The service will be called Tmall Box Office (TBO) and will source its content from various production companies, both local and international. The company also plans to produce original films in-house.
Patrick Liu, Alibaba’s head of digital entertainment, addressed the press in Shanghai last Sunday to officially announce the news. “Our mission, the mission of all of Alibaba, is to redefine home entertainment,” Liu stated. “Our goal is to become like HBO in the United States, to become like Netflix in the United States.”
Reuters reports that around 90 percent of TBO’s content may be accessed through either a monthly subscription or a per-show basis. Only 10 percent will be available for free.
There are already a number of video streaming services available in Asia that provide Netflix-like perks. (One company even went so far as to name its platform almost exactly the same way.) However, these services may not even be strong enough to hurt Alibaba’s constant rise to success.

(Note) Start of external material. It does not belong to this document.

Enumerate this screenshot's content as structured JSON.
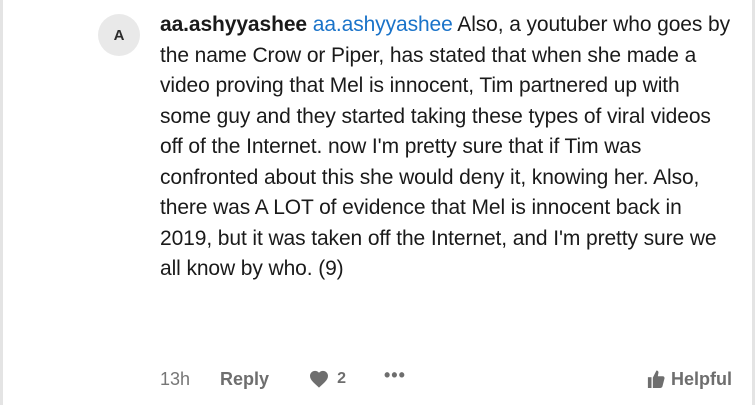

While the effects of Alibaba’s reported purchase of a 16.5 percent stake in Youku—China’s biggest video streaming platform—on the group’s plans for TBO remains to be seen, the company’s dominance in the online shopping industry could easily propel its plans to mimic Netflix’s U.S. success and quickly produce a steady stream of early adopters, provided that Netflix itself does not make it to a Chinese audience.